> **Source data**
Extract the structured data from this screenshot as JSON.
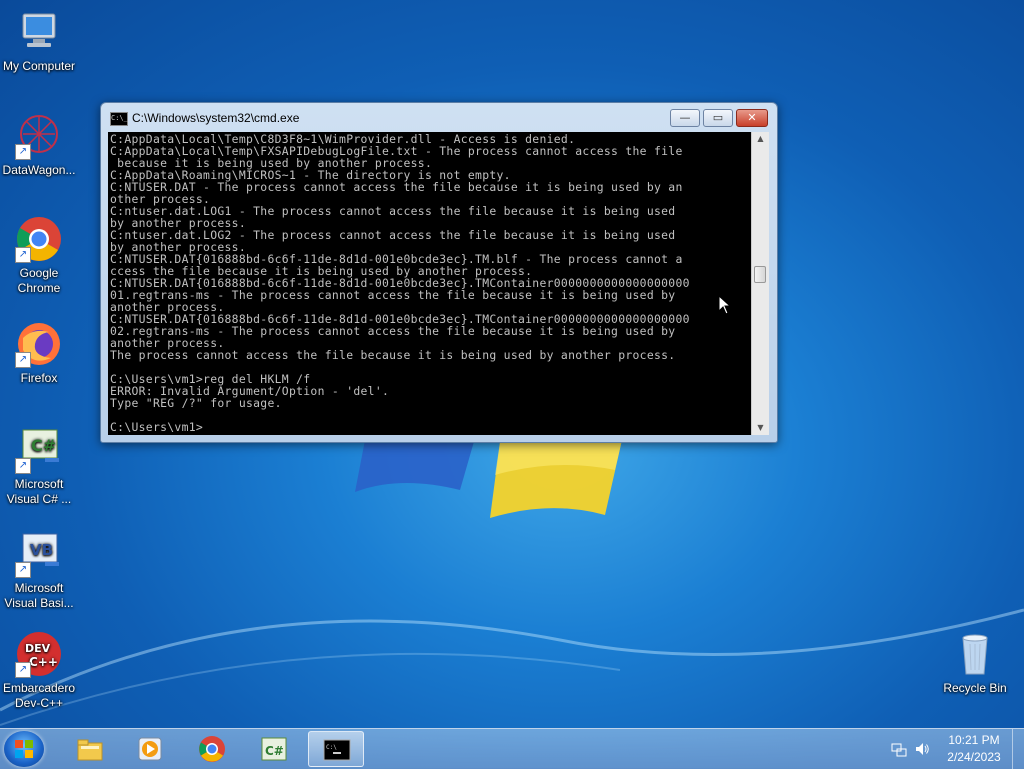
{
  "desktop": {
    "icons": [
      {
        "label": "My Computer",
        "icon": "computer-icon"
      },
      {
        "label": "DataWagon...",
        "icon": "datawagon-icon"
      },
      {
        "label": "Google Chrome",
        "icon": "chrome-icon"
      },
      {
        "label": "Firefox",
        "icon": "firefox-icon"
      },
      {
        "label": "Microsoft Visual C# ...",
        "icon": "visual-csharp-icon"
      },
      {
        "label": "Microsoft Visual Basi...",
        "icon": "visual-basic-icon"
      },
      {
        "label": "Embarcadero Dev-C++",
        "icon": "devcpp-icon"
      },
      {
        "label": "Recycle Bin",
        "icon": "recycle-bin-icon"
      }
    ]
  },
  "window": {
    "title": "C:\\Windows\\system32\\cmd.exe",
    "buttons": {
      "minimize": "—",
      "maximize": "▭",
      "close": "✕"
    },
    "console_lines": [
      "C:AppData\\Local\\Temp\\C8D3F8~1\\WimProvider.dll - Access is denied.",
      "C:AppData\\Local\\Temp\\FXSAPIDebugLogFile.txt - The process cannot access the file",
      " because it is being used by another process.",
      "C:AppData\\Roaming\\MICROS~1 - The directory is not empty.",
      "C:NTUSER.DAT - The process cannot access the file because it is being used by an",
      "other process.",
      "C:ntuser.dat.LOG1 - The process cannot access the file because it is being used",
      "by another process.",
      "C:ntuser.dat.LOG2 - The process cannot access the file because it is being used",
      "by another process.",
      "C:NTUSER.DAT{016888bd-6c6f-11de-8d1d-001e0bcde3ec}.TM.blf - The process cannot a",
      "ccess the file because it is being used by another process.",
      "C:NTUSER.DAT{016888bd-6c6f-11de-8d1d-001e0bcde3ec}.TMContainer0000000000000000000",
      "01.regtrans-ms - The process cannot access the file because it is being used by",
      "another process.",
      "C:NTUSER.DAT{016888bd-6c6f-11de-8d1d-001e0bcde3ec}.TMContainer0000000000000000000",
      "02.regtrans-ms - The process cannot access the file because it is being used by",
      "another process.",
      "The process cannot access the file because it is being used by another process.",
      "",
      "C:\\Users\\vm1>reg del HKLM /f",
      "ERROR: Invalid Argument/Option - 'del'.",
      "Type \"REG /?\" for usage.",
      "",
      "C:\\Users\\vm1>"
    ]
  },
  "taskbar": {
    "start": "start-orb-icon",
    "items": [
      {
        "icon": "explorer-icon",
        "active": false
      },
      {
        "icon": "media-player-icon",
        "active": false
      },
      {
        "icon": "chrome-icon",
        "active": false
      },
      {
        "icon": "visual-csharp-icon",
        "active": false
      },
      {
        "icon": "cmd-icon",
        "active": true
      }
    ],
    "tray": {
      "time": "10:21 PM",
      "date": "2/24/2023"
    }
  }
}
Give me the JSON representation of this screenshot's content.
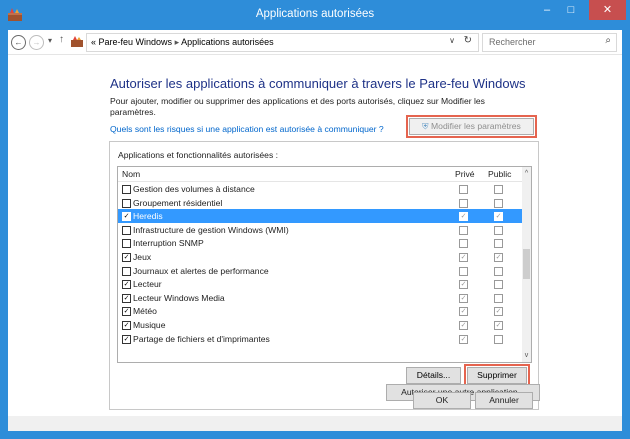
{
  "window": {
    "title": "Applications autorisées",
    "minimize_glyph": "–",
    "maximize_glyph": "□",
    "close_glyph": "✕"
  },
  "nav": {
    "back_glyph": "←",
    "forward_glyph": "→",
    "recent_glyph": "▾",
    "up_glyph": "↑",
    "breadcrumb_sep": "«",
    "crumb_1": "Pare-feu Windows",
    "crumb_arrow": "▸",
    "crumb_2": "Applications autorisées",
    "dropdown_glyph": "∨",
    "refresh_glyph": "↻",
    "search_placeholder": "Rechercher",
    "search_glyph": "⌕"
  },
  "content": {
    "heading": "Autoriser les applications à communiquer à travers le Pare-feu Windows",
    "intro": "Pour ajouter, modifier ou supprimer des applications et des ports autorisés, cliquez sur Modifier les paramètres.",
    "risk_link": "Quels sont les risques si une application est autorisée à communiquer ?",
    "modify_button": "Modifier les paramètres",
    "panel_label": "Applications et fonctionnalités autorisées :"
  },
  "list": {
    "columns": {
      "name": "Nom",
      "private": "Privé",
      "public": "Public"
    },
    "rows": [
      {
        "name": "Gestion des volumes à distance",
        "checked": false,
        "private": false,
        "public": false,
        "selected": false
      },
      {
        "name": "Groupement résidentiel",
        "checked": false,
        "private": false,
        "public": false,
        "selected": false
      },
      {
        "name": "Heredis",
        "checked": true,
        "private": true,
        "public": true,
        "selected": true
      },
      {
        "name": "Infrastructure de gestion Windows (WMI)",
        "checked": false,
        "private": false,
        "public": false,
        "selected": false
      },
      {
        "name": "Interruption SNMP",
        "checked": false,
        "private": false,
        "public": false,
        "selected": false
      },
      {
        "name": "Jeux",
        "checked": true,
        "private": true,
        "public": true,
        "selected": false
      },
      {
        "name": "Journaux et alertes de performance",
        "checked": false,
        "private": false,
        "public": false,
        "selected": false
      },
      {
        "name": "Lecteur",
        "checked": true,
        "private": true,
        "public": false,
        "selected": false
      },
      {
        "name": "Lecteur Windows Media",
        "checked": true,
        "private": true,
        "public": false,
        "selected": false
      },
      {
        "name": "Météo",
        "checked": true,
        "private": true,
        "public": true,
        "selected": false
      },
      {
        "name": "Musique",
        "checked": true,
        "private": true,
        "public": true,
        "selected": false
      },
      {
        "name": "Partage de fichiers et d'imprimantes",
        "checked": true,
        "private": true,
        "public": false,
        "selected": false
      }
    ],
    "scroll_up_glyph": "^",
    "scroll_down_glyph": "v",
    "check_glyph": "✓"
  },
  "buttons": {
    "details": "Détails...",
    "delete": "Supprimer",
    "allow_other": "Autoriser une autre application...",
    "ok": "OK",
    "cancel": "Annuler"
  },
  "colors": {
    "titlebar": "#2e8dd9",
    "selection": "#3399ff",
    "heading": "#1e3287",
    "link": "#0066cc",
    "highlight_outline": "#e5644f"
  }
}
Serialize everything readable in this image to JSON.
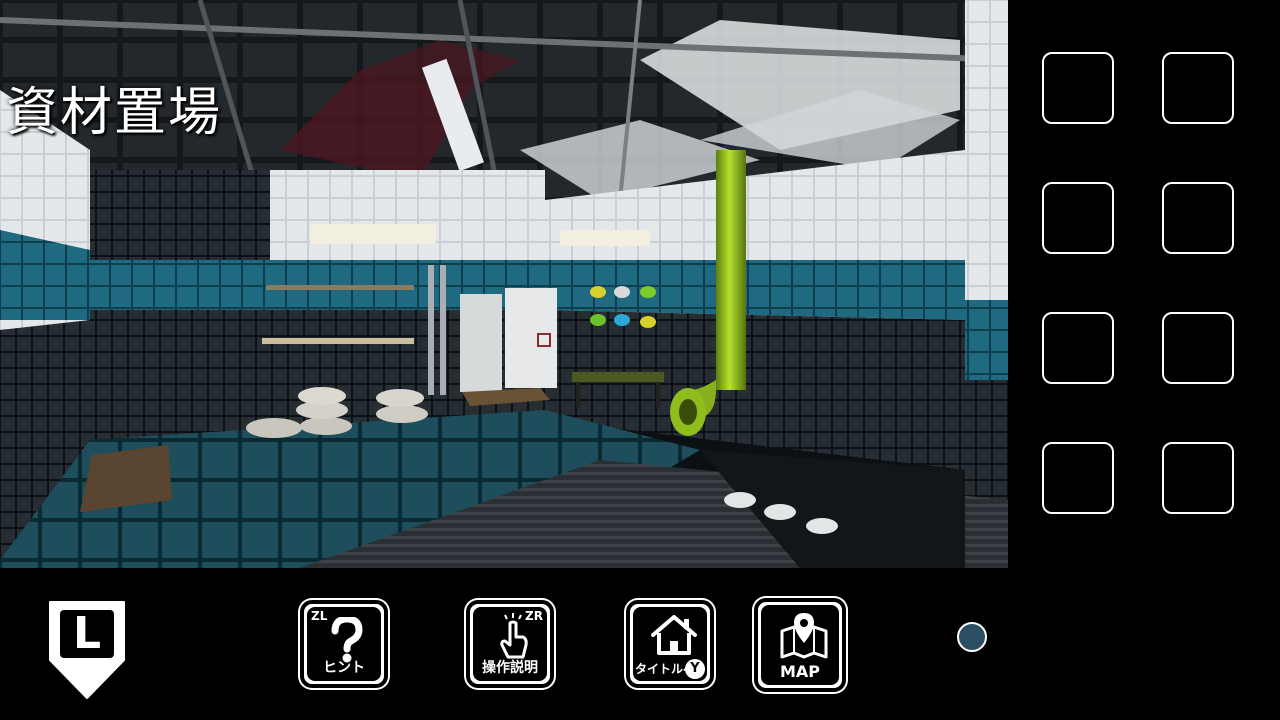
{
  "location": {
    "title": "資材置場"
  },
  "inventory": {
    "slot_count": 8
  },
  "controls": {
    "hint": {
      "label": "ヒント",
      "shortcut": "ZL",
      "icon": "question-mark-icon"
    },
    "instructions": {
      "label": "操作説明",
      "shortcut": "ZR",
      "icon": "tap-hand-icon"
    },
    "title_screen": {
      "label": "タイトルへ",
      "shortcut": "Y",
      "icon": "home-icon"
    },
    "map": {
      "label": "MAP",
      "icon": "map-pin-icon"
    },
    "back": {
      "label": "L",
      "icon": "down-arrow-tag-icon"
    }
  },
  "colors": {
    "tile_teal": "#1f6a80",
    "tile_white": "#d8dde0",
    "tile_dark": "#1a2026",
    "pipe_green": "#9ccc1a",
    "status_dot": "#2d4f64"
  }
}
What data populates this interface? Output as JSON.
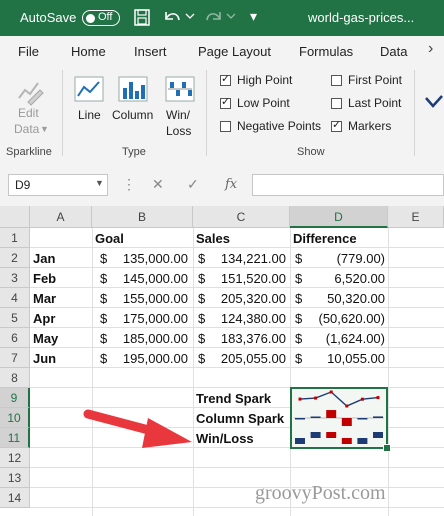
{
  "titlebar": {
    "autosave_label": "AutoSave",
    "autosave_state": "Off",
    "filename": "world-gas-prices..."
  },
  "menu": [
    "File",
    "Home",
    "Insert",
    "Page Layout",
    "Formulas",
    "Data"
  ],
  "ribbon": {
    "sparkline_group": {
      "label": "Sparkline",
      "edit_data_line1": "Edit",
      "edit_data_line2": "Data"
    },
    "type_group": {
      "label": "Type",
      "line": "Line",
      "column": "Column",
      "winloss_line1": "Win/",
      "winloss_line2": "Loss"
    },
    "show_group": {
      "label": "Show",
      "high_point": "High Point",
      "low_point": "Low Point",
      "negative_points": "Negative Points",
      "first_point": "First Point",
      "last_point": "Last Point",
      "markers": "Markers"
    }
  },
  "formula_bar": {
    "name_box": "D9",
    "fx": "fx",
    "formula": ""
  },
  "columns": [
    "A",
    "B",
    "C",
    "D",
    "E"
  ],
  "rows": [
    "1",
    "2",
    "3",
    "4",
    "5",
    "6",
    "7",
    "8",
    "9",
    "10",
    "11",
    "12",
    "13",
    "14"
  ],
  "sheet": {
    "headers": {
      "goal": "Goal",
      "sales": "Sales",
      "difference": "Difference"
    },
    "data": [
      {
        "month": "Jan",
        "goal": "135,000.00",
        "sales": "134,221.00",
        "diff": "(779.00)"
      },
      {
        "month": "Feb",
        "goal": "145,000.00",
        "sales": "151,520.00",
        "diff": "6,520.00"
      },
      {
        "month": "Mar",
        "goal": "155,000.00",
        "sales": "205,320.00",
        "diff": "50,320.00"
      },
      {
        "month": "Apr",
        "goal": "175,000.00",
        "sales": "124,380.00",
        "diff": "(50,620.00)"
      },
      {
        "month": "May",
        "goal": "185,000.00",
        "sales": "183,376.00",
        "diff": "(1,624.00)"
      },
      {
        "month": "Jun",
        "goal": "195,000.00",
        "sales": "205,055.00",
        "diff": "10,055.00"
      }
    ],
    "currency": "$",
    "labels": {
      "trend": "Trend Spark",
      "column": "Column Spark",
      "winloss": "Win/Loss"
    }
  },
  "watermark": "groovyPost.com",
  "colors": {
    "excel_green": "#217346",
    "arrow": "#e8383d",
    "spark_line": "#1f3b73",
    "spark_marker": "#c00000"
  },
  "sparkline_values": [
    -779,
    6520,
    50320,
    -50620,
    -1624,
    10055
  ]
}
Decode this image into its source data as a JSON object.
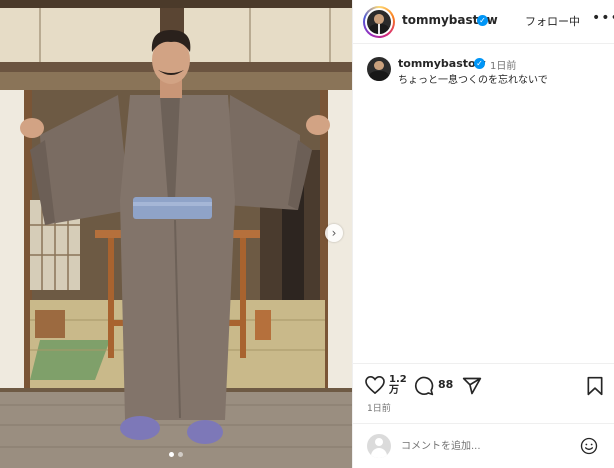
{
  "post": {
    "username": "tommybastow",
    "follow_label": "フォロー中",
    "caption_username": "tommybastow",
    "caption_time": "1日前",
    "caption_text": "ちょっと一息つくのを忘れないで",
    "likes_line1": "1.2",
    "likes_line2": "万",
    "comments": "88",
    "posted": "1日前",
    "comment_placeholder": "コメントを追加...",
    "verified_mark": "✓"
  },
  "carousel": {
    "total": 2,
    "active": 1
  },
  "icons": {
    "like": "heart-icon",
    "comment": "comment-bubble-icon",
    "share": "paper-plane-icon",
    "save": "bookmark-icon",
    "emoji": "emoji-smile-icon",
    "more": "more-dots-icon",
    "verified": "verified-badge-icon",
    "next": "chevron-right-icon"
  },
  "colors": {
    "accent": "#0095f6",
    "text": "#262626",
    "muted": "#737373",
    "divider": "#efefef"
  }
}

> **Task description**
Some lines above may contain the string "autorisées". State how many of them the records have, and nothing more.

> **Answer to this problem**
3